(Entries from a dataset of interfaces)
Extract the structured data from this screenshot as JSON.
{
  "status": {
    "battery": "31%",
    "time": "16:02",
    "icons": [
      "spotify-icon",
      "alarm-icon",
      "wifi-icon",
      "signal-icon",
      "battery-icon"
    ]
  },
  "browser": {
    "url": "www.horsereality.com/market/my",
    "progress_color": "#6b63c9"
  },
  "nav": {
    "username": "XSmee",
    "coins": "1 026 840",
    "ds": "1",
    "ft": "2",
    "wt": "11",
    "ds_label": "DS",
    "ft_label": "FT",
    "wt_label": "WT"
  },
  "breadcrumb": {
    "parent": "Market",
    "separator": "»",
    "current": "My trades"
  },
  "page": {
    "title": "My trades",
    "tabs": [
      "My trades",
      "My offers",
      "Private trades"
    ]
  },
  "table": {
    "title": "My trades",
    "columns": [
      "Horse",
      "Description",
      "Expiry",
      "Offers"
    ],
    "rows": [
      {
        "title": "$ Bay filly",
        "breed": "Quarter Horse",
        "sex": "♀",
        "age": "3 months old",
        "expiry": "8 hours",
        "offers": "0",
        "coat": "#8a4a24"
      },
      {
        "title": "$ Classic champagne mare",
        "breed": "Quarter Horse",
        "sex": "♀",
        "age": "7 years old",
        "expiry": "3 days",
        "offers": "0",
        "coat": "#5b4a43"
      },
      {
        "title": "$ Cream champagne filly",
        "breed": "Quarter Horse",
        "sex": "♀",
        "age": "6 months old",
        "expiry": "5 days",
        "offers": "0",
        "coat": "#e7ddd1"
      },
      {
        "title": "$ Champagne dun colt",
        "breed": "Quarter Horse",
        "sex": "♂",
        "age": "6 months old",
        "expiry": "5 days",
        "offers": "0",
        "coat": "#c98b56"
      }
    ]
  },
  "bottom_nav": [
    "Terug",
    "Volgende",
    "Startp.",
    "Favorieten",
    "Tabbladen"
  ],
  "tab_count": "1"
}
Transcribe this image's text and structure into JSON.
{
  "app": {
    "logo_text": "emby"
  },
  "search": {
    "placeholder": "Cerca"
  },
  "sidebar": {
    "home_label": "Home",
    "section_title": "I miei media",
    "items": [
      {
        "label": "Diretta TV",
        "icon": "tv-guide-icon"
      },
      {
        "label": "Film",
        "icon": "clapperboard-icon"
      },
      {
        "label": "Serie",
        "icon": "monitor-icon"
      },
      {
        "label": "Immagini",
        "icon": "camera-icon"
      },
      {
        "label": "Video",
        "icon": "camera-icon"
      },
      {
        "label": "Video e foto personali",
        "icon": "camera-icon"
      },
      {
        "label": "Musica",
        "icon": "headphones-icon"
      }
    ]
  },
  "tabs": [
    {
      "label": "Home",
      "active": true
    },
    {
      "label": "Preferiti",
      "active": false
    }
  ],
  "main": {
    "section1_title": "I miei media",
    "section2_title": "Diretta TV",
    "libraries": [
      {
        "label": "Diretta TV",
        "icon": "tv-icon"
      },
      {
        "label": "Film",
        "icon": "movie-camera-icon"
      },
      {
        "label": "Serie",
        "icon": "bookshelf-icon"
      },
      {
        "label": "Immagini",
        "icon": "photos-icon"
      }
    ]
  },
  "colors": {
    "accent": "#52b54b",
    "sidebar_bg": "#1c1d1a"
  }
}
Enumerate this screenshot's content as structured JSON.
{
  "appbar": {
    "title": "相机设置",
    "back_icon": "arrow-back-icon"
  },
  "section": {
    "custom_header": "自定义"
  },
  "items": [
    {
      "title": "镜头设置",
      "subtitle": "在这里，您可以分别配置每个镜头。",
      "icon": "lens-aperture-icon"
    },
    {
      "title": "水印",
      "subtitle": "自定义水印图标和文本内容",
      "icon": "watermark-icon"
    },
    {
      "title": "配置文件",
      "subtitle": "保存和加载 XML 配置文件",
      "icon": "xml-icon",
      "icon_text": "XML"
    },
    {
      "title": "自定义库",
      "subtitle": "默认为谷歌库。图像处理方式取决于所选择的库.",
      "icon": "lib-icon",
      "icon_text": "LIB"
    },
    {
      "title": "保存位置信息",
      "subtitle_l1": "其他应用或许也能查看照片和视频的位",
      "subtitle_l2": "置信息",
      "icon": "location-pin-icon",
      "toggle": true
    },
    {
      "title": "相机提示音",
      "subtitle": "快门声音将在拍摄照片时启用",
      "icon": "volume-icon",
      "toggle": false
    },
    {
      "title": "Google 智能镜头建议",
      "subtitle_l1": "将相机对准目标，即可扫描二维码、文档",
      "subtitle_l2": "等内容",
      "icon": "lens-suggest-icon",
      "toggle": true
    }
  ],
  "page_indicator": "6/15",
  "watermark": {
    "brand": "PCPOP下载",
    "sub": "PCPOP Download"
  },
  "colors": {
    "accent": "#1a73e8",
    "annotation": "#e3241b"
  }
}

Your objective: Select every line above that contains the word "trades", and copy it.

Task output:
    "current": "My trades"
    "title": "My trades",
      "My trades",
      "Private trades"
    "title": "My trades",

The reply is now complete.